Note: Answers to “short-answer” questions should be no longer than a few sentences.
Poke around on the website (OR ON OTHER WEBSITES) and find either a landslide or other mass movement event that happened near where you live and then answer the following:
When? Where? How far is this from your home? Type of mass movement? Triggered by? Loss of lives? Financial impact?
2) What is the difference between chemical weathering and mechanical weathering?
3) A shale layer on a mountainside in the Canadian Rockies of British Columbia opened a window on a fantastic interval in the history of life, around 540 million years ago.
Read about itâ€”
A) Consider how shale forms. Why is shale often a better rock type for preserving fossils than say sandstone or conglomerate?
B) What sort of â€œdepositional environmentâ€ is represented by the Burgess Shale?
(Definitely make sure that you look up, and understand, the use of the term â€œdepositional environmentâ€ before answering this question.)
4) Very slow mass movement is called creep. How slowly can creep occur (e.g. meters/yr, feet/yr, millimeters/yr)?
5) Bouldering on Flagstaff Mountain (near Boulder, Colorado) takes place on the Fountain Formation. It is a combination of what detrital sedimentary rock types?
6) Make sure to view the entire group of â€œGeology Rocksâ€ video segments (exam prep).
One feature of the Fountain Formation (i.e. flatiron rocks near Boulder) that suggests it was produced by the erosion of an ancient mountain range (Ancestral Rockies, appr. 290-300my ago) is the arkosic (i.e., feldspar-rich) composition of these sediments.
Question: WHY does this composition suggest the erosion of a nearby mountain range?
7) For a rock to be considered truly metamorphic, it must have undergone ______ .
A) melting B) recrystallization C) extreme pressure D) cementation
8) If a rock undergoing metamorphism reaches a temperature high enough to initiate partial melting, what sort of rock is formed?
Detailed Instructions for Questions 9 and 10
Universities in general, and especially a flagship research institution such as CU Boulder, are places where knowledge is not only disseminated but is also created. To answer this question, youâ€™ll be asked to identify a research scientist or laboratory at CU-Boulder where new discoveries or new perspectives are being revealed about Earth or other planets.
For starters go to the discussion link in this module. You’ll see a note titled â€œAlan Lester Geology Interestsâ€ â€“ which describes a little bit about my own research and intellectual pursuits.
Next, do some web researchâ€” see what sort of Earth (or planetary) Science research is being done at the University of Colorado. Lots of online resources, but I recommend faculty web pages in departments like GEOL, GEOG, ENVS, APAS, and/or allied institutes such as CAMW, CIRES, LASP, and INSTAAR.

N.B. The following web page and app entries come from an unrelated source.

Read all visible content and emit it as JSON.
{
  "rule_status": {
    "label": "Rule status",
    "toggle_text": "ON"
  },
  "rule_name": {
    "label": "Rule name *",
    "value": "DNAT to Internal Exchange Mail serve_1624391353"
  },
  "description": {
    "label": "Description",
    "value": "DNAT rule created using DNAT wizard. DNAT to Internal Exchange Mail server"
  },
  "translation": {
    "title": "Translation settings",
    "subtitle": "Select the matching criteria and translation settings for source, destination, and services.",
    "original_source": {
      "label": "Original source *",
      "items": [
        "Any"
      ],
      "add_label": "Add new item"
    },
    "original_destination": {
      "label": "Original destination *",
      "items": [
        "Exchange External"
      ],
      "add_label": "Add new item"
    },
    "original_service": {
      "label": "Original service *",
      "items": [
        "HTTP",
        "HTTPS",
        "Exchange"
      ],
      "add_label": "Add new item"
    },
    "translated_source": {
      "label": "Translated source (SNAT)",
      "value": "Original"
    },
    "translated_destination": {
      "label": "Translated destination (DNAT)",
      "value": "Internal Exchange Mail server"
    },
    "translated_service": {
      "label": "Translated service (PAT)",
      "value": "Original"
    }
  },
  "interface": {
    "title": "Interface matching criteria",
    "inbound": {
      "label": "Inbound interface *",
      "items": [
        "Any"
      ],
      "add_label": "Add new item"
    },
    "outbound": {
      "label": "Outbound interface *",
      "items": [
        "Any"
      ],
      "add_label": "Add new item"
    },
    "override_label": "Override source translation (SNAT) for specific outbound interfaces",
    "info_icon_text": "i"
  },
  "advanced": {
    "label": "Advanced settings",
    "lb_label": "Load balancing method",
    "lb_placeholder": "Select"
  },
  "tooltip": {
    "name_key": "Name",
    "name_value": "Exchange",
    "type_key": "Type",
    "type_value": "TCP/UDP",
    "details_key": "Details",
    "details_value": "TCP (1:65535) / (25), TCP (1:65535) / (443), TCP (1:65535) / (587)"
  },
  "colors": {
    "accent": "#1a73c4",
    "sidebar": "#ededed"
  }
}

If you Google Search any of the above (e.g. â€œCIRES University of Coloradoâ€), the key pages will pop up!
HERE ARE THE QUESTIONS:
9) In a few sentences, or short paragraph, describe the earth/planetary science done by a particular individual or lab, here at CU.
Have they found anything interesting or important? Be concise!
10) Now follow up the previous question– In a few sentences, or a short paragraph, describe why YOU think that this is either important work, or perhaps NOT so important! In short, Iâ€™m asking you to assess whether you think that this science project is worthwhileâ€”is it worth spending tax dollars on? What do you think…Yes, no, â€œsort ofâ€?
LASTLY, but importantly (if you want full credit)–Share answers to 9 and 10, via Discussion Post!
Easy to do–go to Communication Drop Down Tab, select Discussions. Then, click on a title, like â€œAlan Lester Geology Interestsâ€– it will allow you to â€œStart a New Threadâ€â€¦ do so, and just copy and paste your answer.
(You MUST post your answers to #9 and #10,, and you are ENCOURAGED to comment on the postings of others– but, of course, be polite!)